“We consider ourselves customer obsessed. Now, if we’re obsessed with our customers to deliver great products, we must be obsessed with their own customers, because that’s what we ultimately serve. And I think that’s allowed us to really do the right things in an ecosystem that’s changing at an extremely rapid rate. If you look at the history of this market, it is probably the fastest growing and most evolving industry ever. And this will be the case in the future. That means if you’re not nimble enough, you’re not nimble enough, you’re not flexible enough, you don’t have the right vision in mind, and you’re probably going to close shop sooner or later,” says Kaniel
Although it was difficult to raise funds at first, the company’s continued growth momentum has enabled AppsFlyer to attract some $300 million in venture capital funding from Salesforce Ventures, Magma Venture Partners, General Atlantic, Qumra Capital, DTCP, Eight Roads Ventures, Pitango Venture Capital, Goldman Sachs and others. Its January 2020 $210 million Series D round led by General Atlantic valued the company at $2 billion at that time.

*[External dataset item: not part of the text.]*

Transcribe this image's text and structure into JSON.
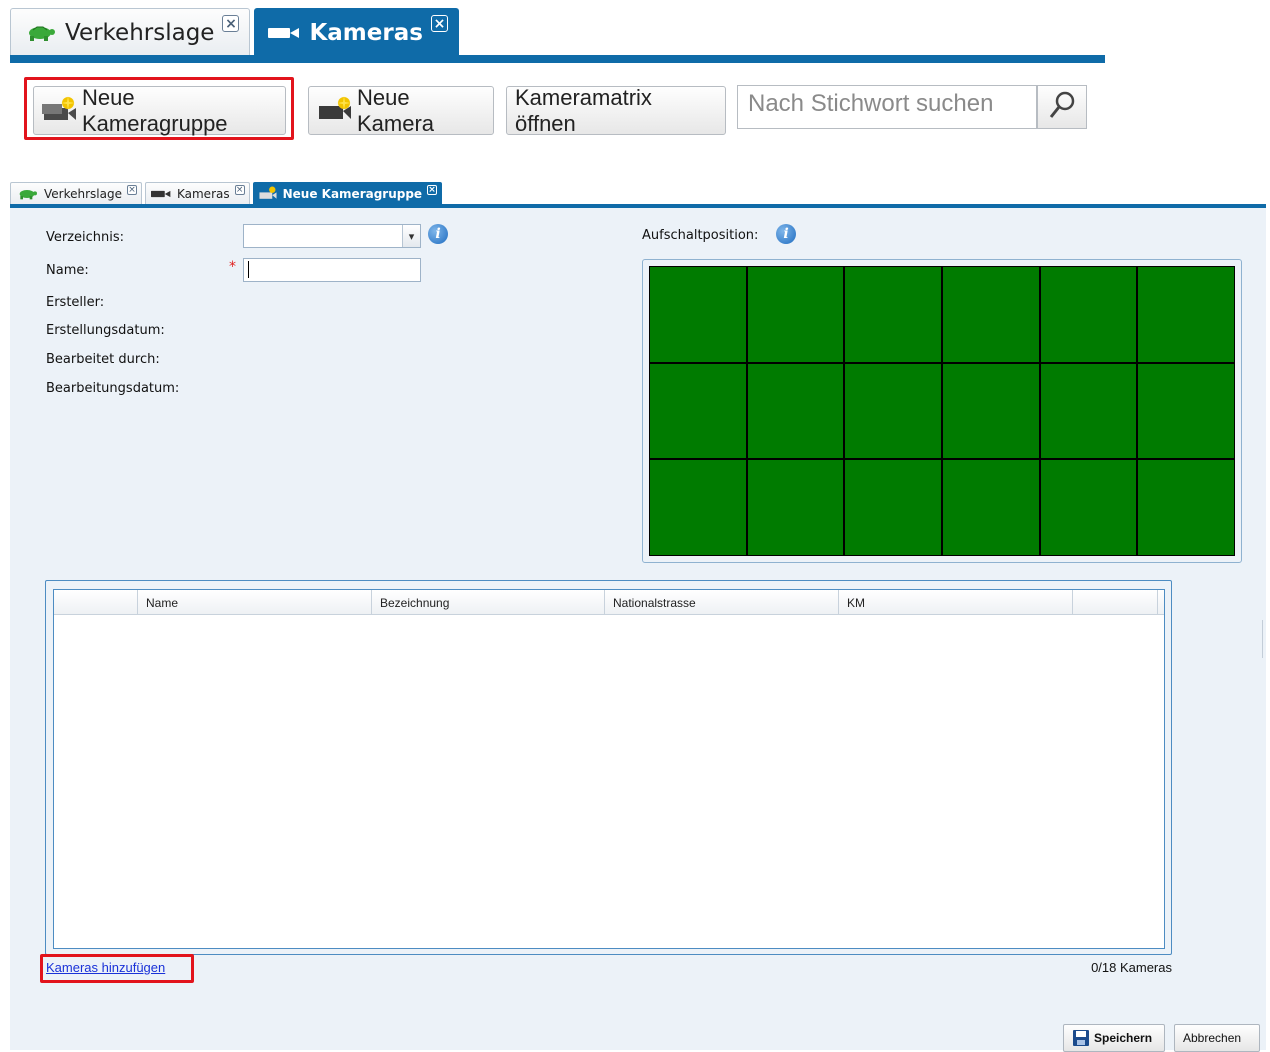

Kaniel was born in Israel into a modest family. As a child, in the early 80s, he was always fascinated by computers and taught himself programming. He also worked as a teenager for a hardware store. “It was really exciting. At the same time, I came to people’s homes after they bought this ‘box’ and told them what they could do with it. And I programmed little floppy disks with a menu to make it accessible,” says Kaniel. He and his best friend Reshef discovered the wonders of the internet by using his mother’s phone to connect to the first bulletin boards that were developing at the time. He and Reshaf learned by trial and error how to navigate this new world of connected computers.
He studied computer science at the Technion Institute of Technology and worked for Intel as a software engineer while continuing his education. He then earned his MBA at Reichmann University and was accepted into an MBA exchange program with the Wharton School of Philadelphia. There, he had the good fortune to start working as a summer associate for a VC in Philadelphia.
One of the biggest research projects he worked on focused on marketing technology and advertising. He noticed huge problems in the digital ecosystem in general, especially when it came to brands and ad tech, because he didn’t understand whose side they were representing. “They represent the brand or the advertiser. They represent the publisher, they represent both. And now it’s like conflict of interest. If you’re representing buyers, you probably want to make sure they’re getting the most for what they’re paying for and the seller is the other way around,” says Kaniel.
His brief experience in VC led him to work on a still-nascent vision to help solve the technology conflict of interest dilemma by focusing on only one side of the equation: measurement. He returned to Israel to join his friend Reshef to start working on what would become AppsFlyer. Kaniel’s wife, Lisa, had a background in digital marketing and was also instrumental in starting and later joining the company full-time as HR director.
Of his impending potential IPO, Kaniel says, “Our vision is to be independent and unbiased, which is the foundational element for this entire ecosystem to trust us. Being public is a big part of that. And for the IPO, we’re going to practice being a big public company, not a big IPO, which is different.
As for the future? “You always have to iterate and create new things and never fall in love with your own product, which is pretty hard. When you fall in love with your product, you can’t let go and you can’t create new things. So we have to fall in love with the ecosystem. We have to fall in love with the people who actually use and connect the devices. So our vision is to really make the experience of connected devices better and safer, better in terms of experience , value and confidentiality,” concludes Kaniel.